Like all destinations on Madagascar's east coast, Sainte Marie Island has a rather high annual rainfall and a lush natural environment. To discover the Indian Ocean’s fauna and flora, go to Ankarena beach, which is bordered by forest vegetation and a waterfront cave. Occupying 400ha area, Ikalalao forest is home to many varieties of orchids. It is also a haven for three species of lemurs: the Microcebus, the mouse lemur and the dwarf lemur. All the chameleons are all endemic.
Ambodena Secondary Forest hosts a wide variety of birds, chameleons, geckos and tree frogs. The primates include mouse lemurs, brown lemurs with bald heads, soft grey lemurs and red and white cubs. The Ampanihy forest is dominated by a mangrove which can be explored by canoe. Marine turtles sometimes land on the beach to lay eggs.
Must-see places in Sainte Marie?
- The Catholic Church which dates from 1857, whose altar is a gift from the Empress Eugénie de France.
- The old fort that sits atop a hill, where you can see Louis XV’s badge.
- Forbans Island, a circular shaped island which shelters an arch in ruin.
- The pirates cemetery at Saint-Pierre, built on a peninsula, etc.
Nosy Boraha enjoys a tropical climate. You can expect a warm and tropical season from January to April, a temperate and humid season from May to August, and a mild and dry season from September to December. The temperature varies between 20 and 30°C, alternating rain and sun.

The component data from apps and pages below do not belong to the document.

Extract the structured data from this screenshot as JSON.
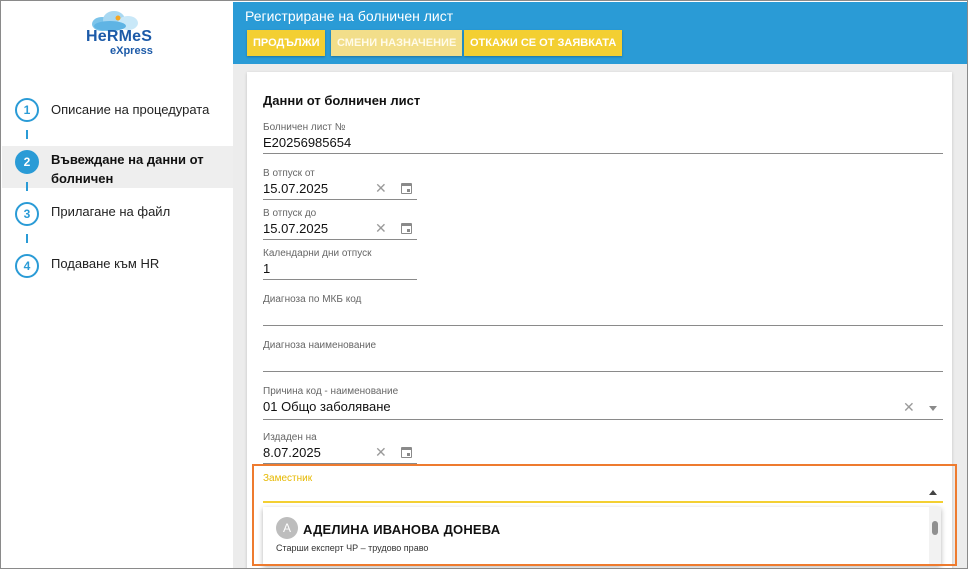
{
  "logo": {
    "line1": "HeRMeS",
    "line2": "eXpress"
  },
  "steps": [
    {
      "number": "1",
      "label": "Описание на процедурата"
    },
    {
      "number": "2",
      "label": "Въвеждане на данни от болничен"
    },
    {
      "number": "3",
      "label": "Прилагане на файл"
    },
    {
      "number": "4",
      "label": "Подаване към HR"
    }
  ],
  "header": {
    "title": "Регистриране на болничен лист",
    "buttons": {
      "continue": "ПРОДЪЛЖИ",
      "change_assignment": "СМЕНИ НАЗНАЧЕНИЕ",
      "cancel_request": "ОТКАЖИ СЕ ОТ ЗАЯВКАТА"
    }
  },
  "form": {
    "section_title": "Данни от болничен лист",
    "sick_leave_no": {
      "label": "Болничен лист №",
      "value": "Е20256985654"
    },
    "leave_from": {
      "label": "В отпуск от",
      "value": "15.07.2025"
    },
    "leave_to": {
      "label": "В отпуск до",
      "value": "15.07.2025"
    },
    "calendar_days": {
      "label": "Календарни дни отпуск",
      "value": "1"
    },
    "diagnosis_code": {
      "label": "Диагноза по МКБ код",
      "value": ""
    },
    "diagnosis_name": {
      "label": "Диагноза наименование",
      "value": ""
    },
    "reason": {
      "label": "Причина код - наименование",
      "value": "01 Общо заболяване"
    },
    "issued_on": {
      "label": "Издаден на",
      "value": "8.07.2025"
    },
    "deputy": {
      "label": "Заместник",
      "value": ""
    }
  },
  "dropdown": {
    "items": [
      {
        "initial": "А",
        "name": "АДЕЛИНА ИВАНОВА ДОНЕВА",
        "subtitle": "Старши експерт ЧР – трудово право"
      }
    ]
  },
  "colors": {
    "accent": "#2a9bd6",
    "button": "#f3cf32",
    "highlight": "#ee7b2f",
    "focus": "#f3cf32"
  }
}
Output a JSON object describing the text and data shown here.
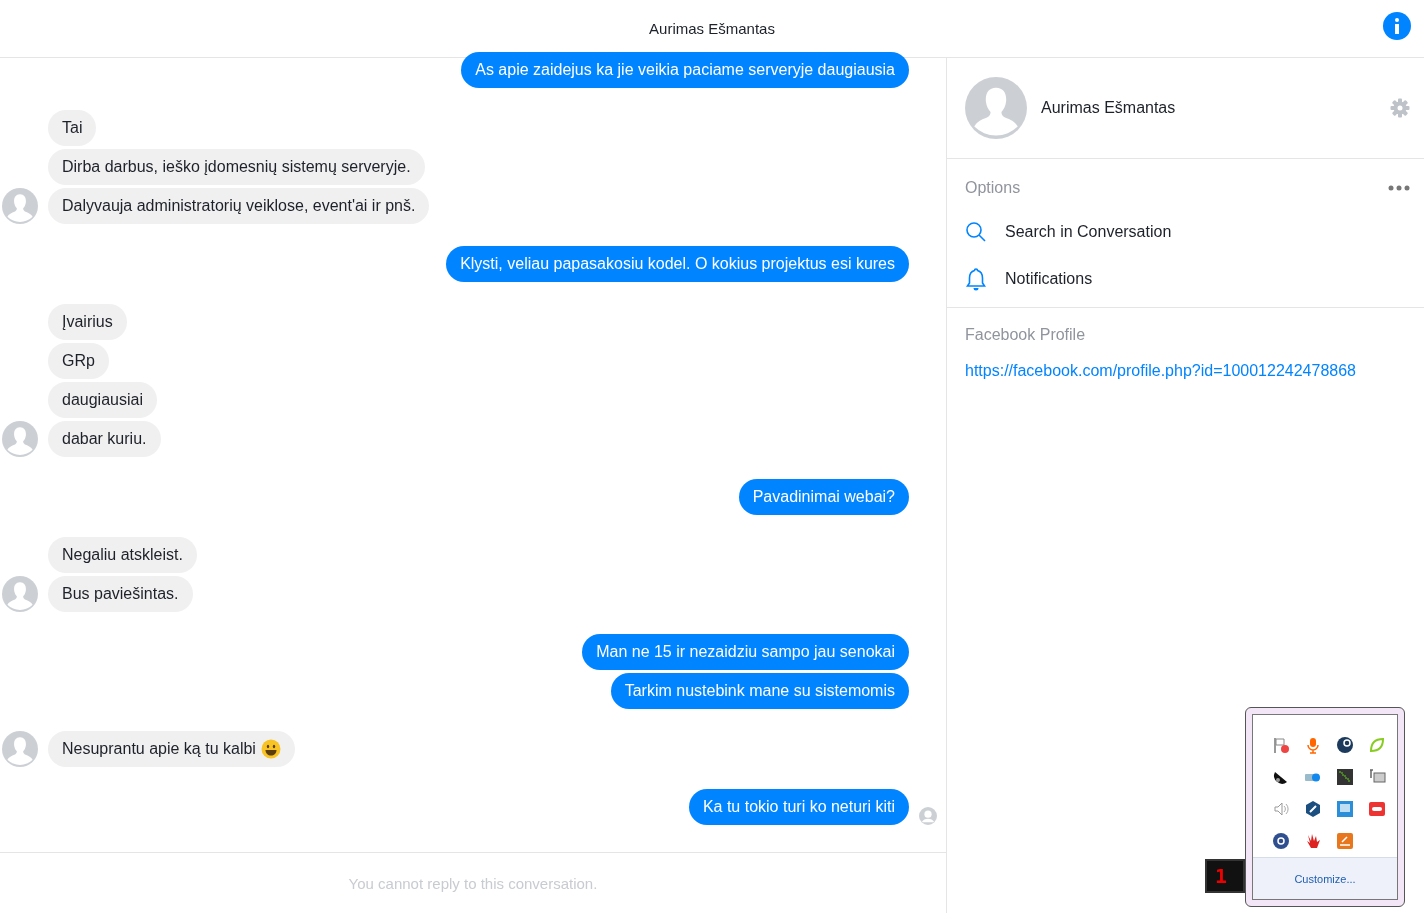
{
  "header": {
    "title": "Aurimas Ešmantas"
  },
  "groups": [
    {
      "kind": "outgoing",
      "messages": [
        "As apie zaidejus ka jie veikia paciame serveryje daugiausia"
      ]
    },
    {
      "kind": "incoming",
      "messages": [
        "Tai",
        "Dirba darbus, ieško įdomesnių sistemų serveryje.",
        "Dalyvauja administratorių veiklose, event'ai ir pnš."
      ]
    },
    {
      "kind": "outgoing",
      "messages": [
        "Klysti, veliau papasakosiu kodel. O kokius projektus esi kures"
      ]
    },
    {
      "kind": "incoming",
      "messages": [
        "Įvairius",
        "GRp",
        "daugiausiai",
        "dabar kuriu."
      ]
    },
    {
      "kind": "outgoing",
      "messages": [
        "Pavadinimai webai?"
      ]
    },
    {
      "kind": "incoming",
      "messages": [
        "Negaliu atskleist.",
        "Bus paviešintas."
      ]
    },
    {
      "kind": "outgoing",
      "messages": [
        "Man ne 15 ir nezaidziu sampo jau senokai",
        "Tarkim nustebink mane su sistemomis"
      ]
    },
    {
      "kind": "incoming",
      "messages": [
        "Nesuprantu apie ką tu kalbi"
      ],
      "emoji": true
    },
    {
      "kind": "outgoing",
      "messages": [
        "Ka tu tokio turi ko neturi kiti"
      ],
      "seen": true
    }
  ],
  "composer": {
    "notice": "You cannot reply to this conversation."
  },
  "sidebar": {
    "name": "Aurimas Ešmantas",
    "options_title": "Options",
    "options": [
      {
        "kind": "search",
        "label": "Search in Conversation"
      },
      {
        "kind": "notifications",
        "label": "Notifications"
      }
    ],
    "profile_title": "Facebook Profile",
    "profile_link": "https://facebook.com/profile.php?id=100012242478868"
  },
  "tray": {
    "clock_digit": "1",
    "customize": "Customize..."
  }
}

How to get around?
You can choose between cycling and walking. There is no taxi.